‘Writers like to write about the things they like to think about,’ noted Martin Amis of the obsessive frequency with which Vladimir Nabokov’s work turned to a sexual fixation with adolescent girls. To which we might add that so much contemporary culture lingers pruriently over the abuse of young women that this choice of subject matter begins to seem artistically lazy, as well as morally queasy. Two recent novels about stalkers negotiate these problems with varying degrees of success.
Memoirs of a Stalker, by debut author Thomas Hodgkinson, plays them for laughs. Narrator Jack, a struggling writer, is left ‘shipwrecked’ when dumped by his girlfriend, Mills. He loses his job, grows a beard, even contemplates seducing her mother.

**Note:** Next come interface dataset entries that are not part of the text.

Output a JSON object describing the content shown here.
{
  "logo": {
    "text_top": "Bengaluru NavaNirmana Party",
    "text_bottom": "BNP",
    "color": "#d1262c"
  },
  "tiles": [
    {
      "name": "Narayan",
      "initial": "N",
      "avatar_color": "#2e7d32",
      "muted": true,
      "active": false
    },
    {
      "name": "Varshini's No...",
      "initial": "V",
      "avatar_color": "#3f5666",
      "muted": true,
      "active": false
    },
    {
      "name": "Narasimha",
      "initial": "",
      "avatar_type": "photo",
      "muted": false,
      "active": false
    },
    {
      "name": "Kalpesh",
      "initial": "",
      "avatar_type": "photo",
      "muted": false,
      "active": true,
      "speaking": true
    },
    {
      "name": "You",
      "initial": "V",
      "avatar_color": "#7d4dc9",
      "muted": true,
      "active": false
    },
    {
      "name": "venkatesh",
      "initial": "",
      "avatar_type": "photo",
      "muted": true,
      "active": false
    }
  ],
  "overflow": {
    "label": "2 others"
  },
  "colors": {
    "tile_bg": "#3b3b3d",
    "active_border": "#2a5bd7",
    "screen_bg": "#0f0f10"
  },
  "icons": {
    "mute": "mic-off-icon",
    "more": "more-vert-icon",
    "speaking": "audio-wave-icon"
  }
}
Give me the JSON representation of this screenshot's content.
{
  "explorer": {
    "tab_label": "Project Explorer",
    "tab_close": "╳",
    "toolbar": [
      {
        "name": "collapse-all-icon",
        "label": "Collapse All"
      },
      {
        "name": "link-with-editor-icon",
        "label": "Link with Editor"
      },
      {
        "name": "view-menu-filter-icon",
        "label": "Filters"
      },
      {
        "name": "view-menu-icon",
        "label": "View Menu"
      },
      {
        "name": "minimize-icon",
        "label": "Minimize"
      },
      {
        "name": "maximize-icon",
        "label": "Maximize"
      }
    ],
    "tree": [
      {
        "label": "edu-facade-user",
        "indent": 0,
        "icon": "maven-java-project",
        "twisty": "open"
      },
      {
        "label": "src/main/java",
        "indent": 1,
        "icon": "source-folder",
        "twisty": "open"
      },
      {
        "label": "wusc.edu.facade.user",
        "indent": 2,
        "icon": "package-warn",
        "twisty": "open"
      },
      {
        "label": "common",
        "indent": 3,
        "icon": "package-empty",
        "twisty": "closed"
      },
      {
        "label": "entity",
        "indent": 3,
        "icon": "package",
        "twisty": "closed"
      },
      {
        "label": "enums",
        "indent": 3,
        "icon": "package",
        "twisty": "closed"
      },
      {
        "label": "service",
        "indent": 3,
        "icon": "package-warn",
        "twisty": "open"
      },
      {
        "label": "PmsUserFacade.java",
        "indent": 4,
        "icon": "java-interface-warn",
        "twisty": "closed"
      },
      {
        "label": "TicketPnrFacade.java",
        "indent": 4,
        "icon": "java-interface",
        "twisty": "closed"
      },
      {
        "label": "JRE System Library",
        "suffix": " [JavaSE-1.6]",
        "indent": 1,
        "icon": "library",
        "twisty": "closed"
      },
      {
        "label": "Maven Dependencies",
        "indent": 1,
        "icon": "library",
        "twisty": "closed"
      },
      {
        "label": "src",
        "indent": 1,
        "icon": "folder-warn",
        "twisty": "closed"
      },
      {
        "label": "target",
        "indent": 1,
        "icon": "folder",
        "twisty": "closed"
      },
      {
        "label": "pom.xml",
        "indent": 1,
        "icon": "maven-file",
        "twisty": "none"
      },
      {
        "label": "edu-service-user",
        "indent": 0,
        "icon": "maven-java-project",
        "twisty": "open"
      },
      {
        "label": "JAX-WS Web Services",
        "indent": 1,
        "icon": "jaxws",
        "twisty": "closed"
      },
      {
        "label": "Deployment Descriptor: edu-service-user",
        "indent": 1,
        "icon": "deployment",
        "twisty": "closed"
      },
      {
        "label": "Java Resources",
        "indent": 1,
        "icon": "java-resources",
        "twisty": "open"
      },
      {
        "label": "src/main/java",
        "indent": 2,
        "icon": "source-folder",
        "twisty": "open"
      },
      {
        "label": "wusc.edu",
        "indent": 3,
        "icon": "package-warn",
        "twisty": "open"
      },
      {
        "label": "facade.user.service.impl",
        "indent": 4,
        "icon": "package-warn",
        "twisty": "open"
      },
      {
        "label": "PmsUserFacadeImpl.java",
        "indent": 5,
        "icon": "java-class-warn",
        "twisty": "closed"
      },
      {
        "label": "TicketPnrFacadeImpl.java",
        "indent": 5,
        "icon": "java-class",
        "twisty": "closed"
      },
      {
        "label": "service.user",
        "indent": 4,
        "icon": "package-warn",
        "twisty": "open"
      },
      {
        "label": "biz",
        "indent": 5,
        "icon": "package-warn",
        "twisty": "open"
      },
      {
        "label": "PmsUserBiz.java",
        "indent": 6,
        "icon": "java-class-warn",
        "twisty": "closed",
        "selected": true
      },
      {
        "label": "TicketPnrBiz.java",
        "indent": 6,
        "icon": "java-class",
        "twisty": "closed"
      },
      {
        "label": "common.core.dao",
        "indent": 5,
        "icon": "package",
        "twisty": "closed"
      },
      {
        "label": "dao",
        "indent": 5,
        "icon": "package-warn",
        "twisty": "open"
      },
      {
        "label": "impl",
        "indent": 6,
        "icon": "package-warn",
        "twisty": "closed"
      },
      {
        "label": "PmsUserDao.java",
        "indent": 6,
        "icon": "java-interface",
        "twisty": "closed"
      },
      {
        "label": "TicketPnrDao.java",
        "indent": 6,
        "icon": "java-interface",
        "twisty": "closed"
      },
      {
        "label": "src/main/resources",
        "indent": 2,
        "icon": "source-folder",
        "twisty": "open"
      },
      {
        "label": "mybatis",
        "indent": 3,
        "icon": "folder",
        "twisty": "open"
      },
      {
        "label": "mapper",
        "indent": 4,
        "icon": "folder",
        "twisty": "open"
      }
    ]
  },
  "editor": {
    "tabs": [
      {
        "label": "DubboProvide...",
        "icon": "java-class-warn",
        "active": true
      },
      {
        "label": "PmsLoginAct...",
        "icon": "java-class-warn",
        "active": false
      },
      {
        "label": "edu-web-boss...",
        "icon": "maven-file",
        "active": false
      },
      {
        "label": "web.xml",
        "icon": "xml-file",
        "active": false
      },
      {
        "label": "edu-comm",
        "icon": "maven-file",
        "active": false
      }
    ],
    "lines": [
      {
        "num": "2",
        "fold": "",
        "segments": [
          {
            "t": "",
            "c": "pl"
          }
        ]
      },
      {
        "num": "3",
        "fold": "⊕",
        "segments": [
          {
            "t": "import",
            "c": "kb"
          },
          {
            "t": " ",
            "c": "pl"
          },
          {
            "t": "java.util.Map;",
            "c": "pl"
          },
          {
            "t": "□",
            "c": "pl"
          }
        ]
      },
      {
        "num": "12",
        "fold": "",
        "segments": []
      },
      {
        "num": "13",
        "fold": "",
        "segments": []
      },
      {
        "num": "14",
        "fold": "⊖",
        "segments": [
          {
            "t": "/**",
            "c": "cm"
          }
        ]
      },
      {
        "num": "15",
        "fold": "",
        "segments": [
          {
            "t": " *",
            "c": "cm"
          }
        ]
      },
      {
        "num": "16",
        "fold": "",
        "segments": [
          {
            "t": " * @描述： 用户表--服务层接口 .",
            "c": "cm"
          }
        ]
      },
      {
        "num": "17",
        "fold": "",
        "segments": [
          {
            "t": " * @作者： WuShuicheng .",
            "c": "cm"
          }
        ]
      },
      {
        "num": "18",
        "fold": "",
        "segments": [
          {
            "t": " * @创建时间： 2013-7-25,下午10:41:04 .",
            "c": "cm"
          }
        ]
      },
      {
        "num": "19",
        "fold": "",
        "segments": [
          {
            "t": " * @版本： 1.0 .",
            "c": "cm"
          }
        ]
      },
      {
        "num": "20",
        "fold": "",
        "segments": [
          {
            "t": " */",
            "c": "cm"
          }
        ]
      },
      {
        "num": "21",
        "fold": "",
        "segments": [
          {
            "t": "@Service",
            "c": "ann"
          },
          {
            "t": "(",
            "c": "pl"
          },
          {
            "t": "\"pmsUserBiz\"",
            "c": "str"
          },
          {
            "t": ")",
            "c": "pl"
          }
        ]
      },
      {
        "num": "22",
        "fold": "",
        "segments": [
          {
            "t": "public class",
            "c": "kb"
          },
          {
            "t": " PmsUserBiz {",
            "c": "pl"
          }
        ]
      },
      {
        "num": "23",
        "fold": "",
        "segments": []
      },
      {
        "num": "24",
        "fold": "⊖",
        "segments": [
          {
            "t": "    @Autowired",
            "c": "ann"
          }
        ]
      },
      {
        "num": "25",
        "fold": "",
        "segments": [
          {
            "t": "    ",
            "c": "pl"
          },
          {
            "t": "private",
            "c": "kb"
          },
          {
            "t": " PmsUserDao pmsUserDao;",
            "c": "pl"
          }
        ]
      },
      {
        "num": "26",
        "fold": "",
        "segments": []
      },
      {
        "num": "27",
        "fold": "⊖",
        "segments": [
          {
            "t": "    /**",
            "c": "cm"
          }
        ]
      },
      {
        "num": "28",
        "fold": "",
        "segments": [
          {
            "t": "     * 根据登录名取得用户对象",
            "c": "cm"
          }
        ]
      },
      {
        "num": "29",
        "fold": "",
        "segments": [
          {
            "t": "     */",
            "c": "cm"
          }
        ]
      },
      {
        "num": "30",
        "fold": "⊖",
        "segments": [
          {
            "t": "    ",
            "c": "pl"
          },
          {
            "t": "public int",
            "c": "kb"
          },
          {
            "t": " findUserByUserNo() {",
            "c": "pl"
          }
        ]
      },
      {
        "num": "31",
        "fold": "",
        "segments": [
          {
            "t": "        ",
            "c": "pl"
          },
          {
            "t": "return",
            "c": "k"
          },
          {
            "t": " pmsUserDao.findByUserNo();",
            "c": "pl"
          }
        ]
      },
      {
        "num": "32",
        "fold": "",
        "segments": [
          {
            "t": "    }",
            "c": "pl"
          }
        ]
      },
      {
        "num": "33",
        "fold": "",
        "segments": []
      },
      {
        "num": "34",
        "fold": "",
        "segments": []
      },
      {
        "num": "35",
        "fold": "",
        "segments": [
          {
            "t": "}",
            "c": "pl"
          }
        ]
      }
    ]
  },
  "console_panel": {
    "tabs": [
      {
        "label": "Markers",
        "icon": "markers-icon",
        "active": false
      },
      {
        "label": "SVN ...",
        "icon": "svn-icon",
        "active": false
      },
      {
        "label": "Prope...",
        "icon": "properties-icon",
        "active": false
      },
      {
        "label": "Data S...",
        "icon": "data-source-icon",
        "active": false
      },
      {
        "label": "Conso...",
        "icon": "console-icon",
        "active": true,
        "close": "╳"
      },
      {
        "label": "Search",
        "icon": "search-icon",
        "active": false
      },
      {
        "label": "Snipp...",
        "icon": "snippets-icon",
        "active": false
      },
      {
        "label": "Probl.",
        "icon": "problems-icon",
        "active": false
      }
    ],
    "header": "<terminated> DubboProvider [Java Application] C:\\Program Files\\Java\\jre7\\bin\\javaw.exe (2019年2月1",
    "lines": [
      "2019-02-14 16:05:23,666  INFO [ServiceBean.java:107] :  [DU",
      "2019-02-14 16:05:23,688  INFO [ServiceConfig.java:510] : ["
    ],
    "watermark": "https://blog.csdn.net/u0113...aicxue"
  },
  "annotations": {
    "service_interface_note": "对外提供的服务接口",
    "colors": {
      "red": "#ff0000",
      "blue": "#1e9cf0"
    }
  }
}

Having followed Mills home one night, Jack notices an open basement